At festivals, I wear gold Lycra. I fall over in the mud and genuinely don’t care that it’s in my hair. I wee in strange places. I talk to strangers. I survive on warm cider and cereal bars. I’m drunk as a skunk at 11am. I dance with my eyes closed like no-one is watching. I’m covered in glitter. Glittery mud. I’m on a permanent high from hearing my favourite songs. With my favourite people.Feeling so much love as a collective. I’m part of a group. Part of an atmosphere. Utter contentment.

Festivals aren’t for everyone, but for me they are the epitomy of the Great British Summer. The anticipation, the planning, the unpredictability – all shrouded with hope and excitement. We unite in a mission to make this year the best-year ever. It’s addictive, infectious and something to focus on. There is nothing I enjoy more than packing up four outrageous outfits and heading for the fields with a crate in my arms, breaking away from the monotony of everyday life, if only to learn how to fully appreciate flushing toilets again.

I love festivals for exposing a part of me that remains hidden for most of the year. The part that doesn’t worry over the tiniest problems, like chipped nail varnish, or hoovering, or holes in my tights. For a few magical days, the most important things in the world are who’s on stage and who’s on next. And beer. And burgers. And more beer.

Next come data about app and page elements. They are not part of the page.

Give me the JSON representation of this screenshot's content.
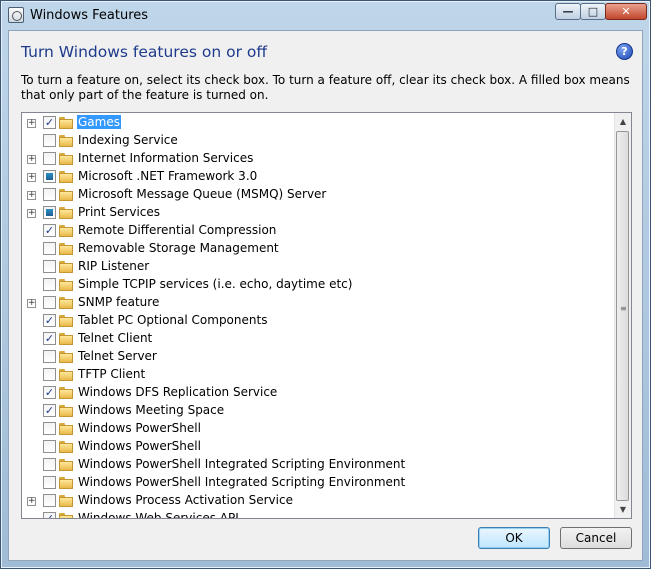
{
  "window": {
    "title": "Windows Features",
    "minimize_label": "—",
    "maximize_label": "□",
    "close_label": "✕"
  },
  "heading": "Turn Windows features on or off",
  "help_label": "?",
  "description": "To turn a feature on, select its check box. To turn a feature off, clear its check box. A filled box means that only part of the feature is turned on.",
  "features": [
    {
      "label": "Games",
      "state": "checked",
      "expandable": true,
      "selected": true
    },
    {
      "label": "Indexing Service",
      "state": "unchecked",
      "expandable": false
    },
    {
      "label": "Internet Information Services",
      "state": "unchecked",
      "expandable": true
    },
    {
      "label": "Microsoft .NET Framework 3.0",
      "state": "partial",
      "expandable": true
    },
    {
      "label": "Microsoft Message Queue (MSMQ) Server",
      "state": "unchecked",
      "expandable": true
    },
    {
      "label": "Print Services",
      "state": "partial",
      "expandable": true
    },
    {
      "label": "Remote Differential Compression",
      "state": "checked",
      "expandable": false
    },
    {
      "label": "Removable Storage Management",
      "state": "unchecked",
      "expandable": false
    },
    {
      "label": "RIP Listener",
      "state": "unchecked",
      "expandable": false
    },
    {
      "label": "Simple TCPIP services (i.e. echo, daytime etc)",
      "state": "unchecked",
      "expandable": false
    },
    {
      "label": "SNMP feature",
      "state": "unchecked",
      "expandable": true
    },
    {
      "label": "Tablet PC Optional Components",
      "state": "checked",
      "expandable": false
    },
    {
      "label": "Telnet Client",
      "state": "checked",
      "expandable": false
    },
    {
      "label": "Telnet Server",
      "state": "unchecked",
      "expandable": false
    },
    {
      "label": "TFTP Client",
      "state": "unchecked",
      "expandable": false
    },
    {
      "label": "Windows DFS Replication Service",
      "state": "checked",
      "expandable": false
    },
    {
      "label": "Windows Meeting Space",
      "state": "checked",
      "expandable": false
    },
    {
      "label": "Windows PowerShell",
      "state": "unchecked",
      "expandable": false
    },
    {
      "label": "Windows PowerShell",
      "state": "unchecked",
      "expandable": false
    },
    {
      "label": "Windows PowerShell Integrated Scripting Environment",
      "state": "unchecked",
      "expandable": false
    },
    {
      "label": "Windows PowerShell Integrated Scripting Environment",
      "state": "unchecked",
      "expandable": false
    },
    {
      "label": "Windows Process Activation Service",
      "state": "unchecked",
      "expandable": true
    },
    {
      "label": "Windows Web Services API",
      "state": "checked",
      "expandable": false
    }
  ],
  "scrollbar": {
    "up": "▲",
    "down": "▼",
    "grip": "≡"
  },
  "buttons": {
    "ok": "OK",
    "cancel": "Cancel"
  },
  "colors": {
    "heading": "#1e3a8c",
    "selection": "#3399ff"
  }
}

Some of the most memorable moments in my life have taken place at a festival. I sparked up an instant friendship with my now long-term boyfriend, bumping into him as I emerged bleary eyed from a porta-loo. I cried to Elton John singing Rocket Man on my birthday, while dressed as Elton John.  I danced for 12 hours straight and forgot to eat, covered in sequins and wearing a blue wig. There is something magical about being with a huge group of friends and knowing, just for a minute, you are all thinking and feeling the exact same thing. You’re all detached from real life but not from each other, and the bond you already shared is eternally stronger.

There is no hiding at a camping festival. Everyone sees you in all your glory. For someone who never leaves the house without makeup on, this is both incredibly scary and profoundly liberating. You remember that it’s ok not to care sometimes, and to take yourself a little less seriously. Suddenly there are more important things in life than deadlines, work and money. For four – maybe more – blissful days, having fun becomes your sole occupation. You’re a teenager again. The beauty of it being that you eventually crave the routine and cleanliness of your old life, ready to return to your bed and dry clothes.

Anything that encourages creativity is to be commended. To ensure people learn to let go, dance, have fun with their friends and listen to amazing music. Life really is too short not to. If you haven’t already planned to go, to treat yourself to a few precious carefree days this Summer, I can’t stress enough how much you should.